## TASK STATEMENT
Every line containing the word "Solar" is to be copied from the data below.

## THE INPUT
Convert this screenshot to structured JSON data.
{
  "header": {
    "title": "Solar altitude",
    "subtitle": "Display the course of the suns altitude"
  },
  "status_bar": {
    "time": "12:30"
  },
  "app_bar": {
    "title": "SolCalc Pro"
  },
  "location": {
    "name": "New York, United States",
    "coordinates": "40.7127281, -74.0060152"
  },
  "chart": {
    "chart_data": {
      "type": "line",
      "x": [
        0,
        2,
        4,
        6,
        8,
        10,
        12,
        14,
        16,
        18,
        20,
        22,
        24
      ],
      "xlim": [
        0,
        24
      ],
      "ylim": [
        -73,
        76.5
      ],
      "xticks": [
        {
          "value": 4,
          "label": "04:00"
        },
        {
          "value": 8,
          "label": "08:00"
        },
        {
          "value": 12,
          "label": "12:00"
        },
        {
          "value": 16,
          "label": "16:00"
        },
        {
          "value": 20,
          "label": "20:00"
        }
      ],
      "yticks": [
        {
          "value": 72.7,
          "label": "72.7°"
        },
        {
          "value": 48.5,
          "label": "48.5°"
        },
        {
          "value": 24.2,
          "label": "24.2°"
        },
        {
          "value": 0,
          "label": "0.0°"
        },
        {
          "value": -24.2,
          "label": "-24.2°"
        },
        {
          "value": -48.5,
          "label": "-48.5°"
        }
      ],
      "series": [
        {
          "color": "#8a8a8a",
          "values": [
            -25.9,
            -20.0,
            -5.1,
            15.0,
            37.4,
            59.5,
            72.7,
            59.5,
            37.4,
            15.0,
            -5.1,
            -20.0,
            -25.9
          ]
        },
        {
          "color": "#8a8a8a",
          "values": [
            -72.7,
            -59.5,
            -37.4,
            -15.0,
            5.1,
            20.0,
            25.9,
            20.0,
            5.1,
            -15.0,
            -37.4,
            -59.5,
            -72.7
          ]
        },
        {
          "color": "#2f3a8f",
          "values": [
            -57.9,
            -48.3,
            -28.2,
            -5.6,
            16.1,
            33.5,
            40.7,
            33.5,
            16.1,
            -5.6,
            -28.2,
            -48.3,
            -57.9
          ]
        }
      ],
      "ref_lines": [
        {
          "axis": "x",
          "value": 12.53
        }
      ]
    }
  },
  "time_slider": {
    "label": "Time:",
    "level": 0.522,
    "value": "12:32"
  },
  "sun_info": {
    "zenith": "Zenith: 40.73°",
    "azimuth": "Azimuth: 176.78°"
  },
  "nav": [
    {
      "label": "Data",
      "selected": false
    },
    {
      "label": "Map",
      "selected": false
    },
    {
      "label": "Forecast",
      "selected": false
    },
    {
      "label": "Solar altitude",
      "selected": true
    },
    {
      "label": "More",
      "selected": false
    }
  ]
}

## RESPONSE TO THE EXERCISE
    "title": "Solar altitude",
      "label": "Solar altitude",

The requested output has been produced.